Segment Start: Record extracts

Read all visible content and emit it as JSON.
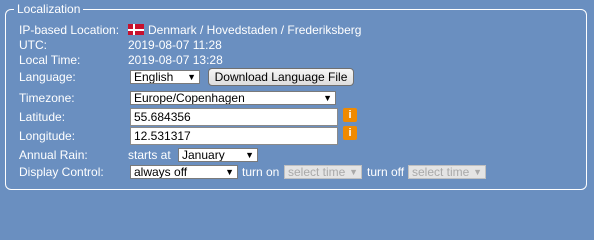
{
  "legend": "Localization",
  "ip_location": {
    "label": "IP-based Location:",
    "flag": "denmark-flag",
    "value": "Denmark / Hovedstaden / Frederiksberg"
  },
  "utc": {
    "label": "UTC:",
    "value": "2019-08-07 11:28"
  },
  "local_time": {
    "label": "Local Time:",
    "value": "2019-08-07 13:28"
  },
  "language": {
    "label": "Language:",
    "selected": "English",
    "button": "Download Language File"
  },
  "timezone": {
    "label": "Timezone:",
    "selected": "Europe/Copenhagen"
  },
  "latitude": {
    "label": "Latitude:",
    "value": "55.684356",
    "info": "i"
  },
  "longitude": {
    "label": "Longitude:",
    "value": "12.531317",
    "info": "i"
  },
  "annual_rain": {
    "label": "Annual Rain:",
    "prefix": "starts at",
    "selected": "January"
  },
  "display_control": {
    "label": "Display Control:",
    "selected": "always off",
    "turn_on_label": "turn on",
    "turn_on_value": "select time",
    "turn_off_label": "turn off",
    "turn_off_value": "select time"
  },
  "colors": {
    "background": "#6a8fc0",
    "info_icon": "#f08a00",
    "flag_red": "#c8102e"
  }
}
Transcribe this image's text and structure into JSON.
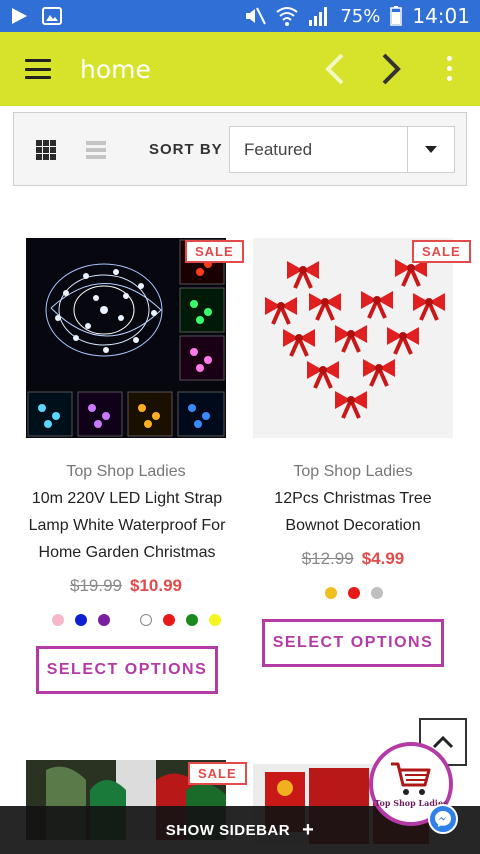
{
  "status_bar": {
    "battery": "75%",
    "time": "14:01",
    "icons": [
      "play-icon",
      "image-icon",
      "mute-icon",
      "wifi-icon",
      "signal-icon",
      "battery-icon"
    ]
  },
  "app_bar": {
    "title": "home",
    "color": "#d6e32a"
  },
  "toolbar": {
    "sort_label": "SORT BY",
    "sort_value": "Featured"
  },
  "products": [
    {
      "badge": "SALE",
      "vendor": "Top Shop Ladies",
      "title_lines": [
        "10m 220V LED Light Strap",
        "Lamp White Waterproof For",
        "Home Garden Christmas"
      ],
      "price_old": "$19.99",
      "price_new": "$10.99",
      "swatches": [
        "#f5b8c8",
        "#1020d0",
        "#7a1fa0",
        "#ffffff",
        "#e81818",
        "#1a8a1a",
        "#f5f520"
      ],
      "button": "SELECT OPTIONS"
    },
    {
      "badge": "SALE",
      "vendor": "Top Shop Ladies",
      "title_lines": [
        "12Pcs Christmas Tree",
        "Bownot Decoration"
      ],
      "price_old": "$12.99",
      "price_new": "$4.99",
      "swatches": [
        "#f0c020",
        "#e81818",
        "#c0c0c0"
      ],
      "button": "SELECT OPTIONS"
    }
  ],
  "bottom_row": {
    "badge": "SALE"
  },
  "cart": {
    "label": "Top Shop Ladies"
  },
  "bottom_bar": {
    "label": "SHOW SIDEBAR",
    "plus": "+"
  }
}
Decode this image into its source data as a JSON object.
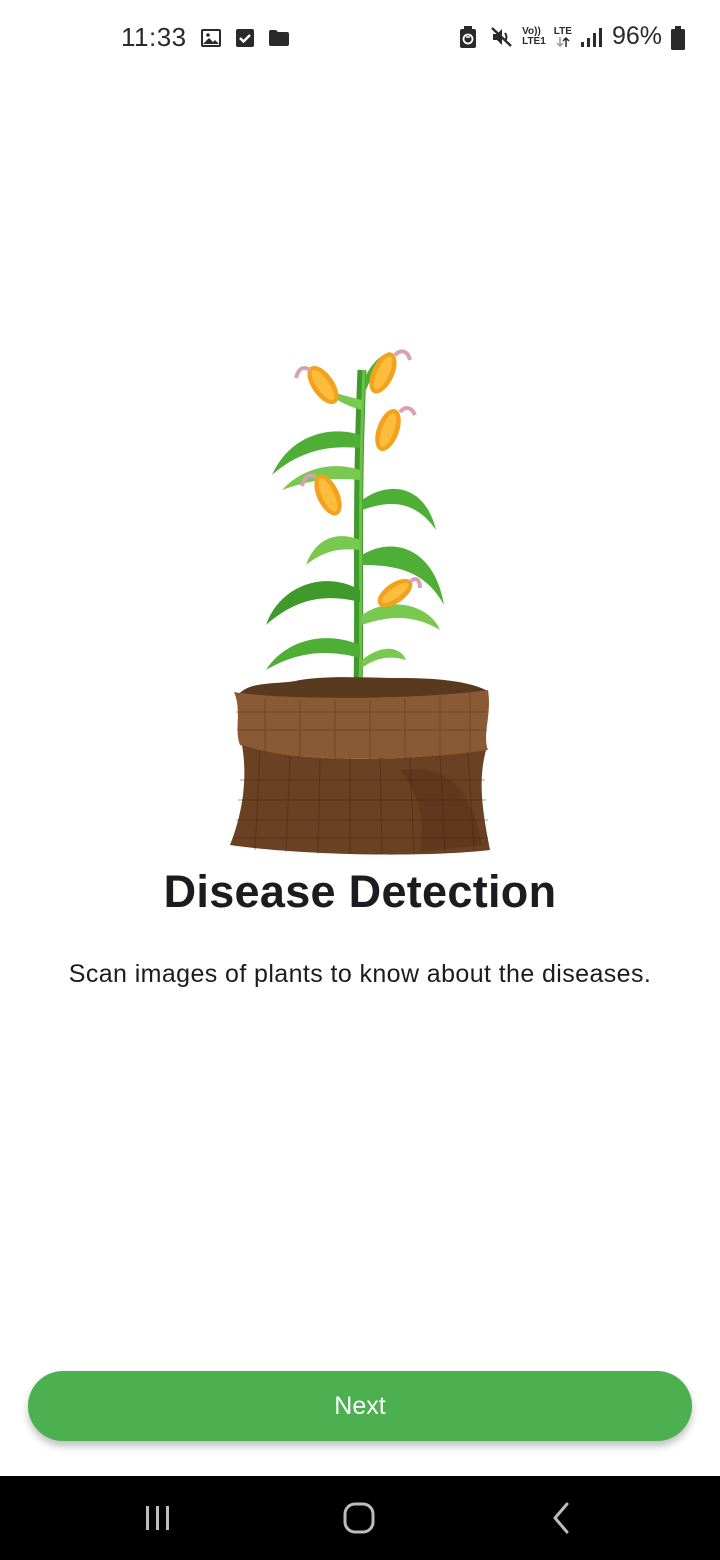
{
  "status_bar": {
    "time": "11:33",
    "notification_icons": [
      "image-icon",
      "checkbox-icon",
      "folder-icon"
    ],
    "system_icons": [
      "battery-saver-icon",
      "mute-icon",
      "volte-icon",
      "lte-icon",
      "signal-icon",
      "battery-icon"
    ],
    "volte_label_top": "Vo))",
    "volte_label_bottom": "LTE1",
    "lte_label": "LTE",
    "battery_percent": "96%"
  },
  "onboarding": {
    "illustration": "corn-plant-in-sack",
    "title": "Disease Detection",
    "description": "Scan images of plants to know about the diseases.",
    "next_label": "Next"
  },
  "colors": {
    "accent": "#4caf50",
    "title_text": "#1c1b20",
    "nav_bar": "#000000"
  },
  "nav_bar": {
    "buttons": [
      "recents-icon",
      "home-icon",
      "back-icon"
    ]
  }
}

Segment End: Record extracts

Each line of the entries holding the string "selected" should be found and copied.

- Result for this task
    "selected": "English",
    "selected": "Europe/Copenhagen"
    "selected": "January"
    "selected": "always off",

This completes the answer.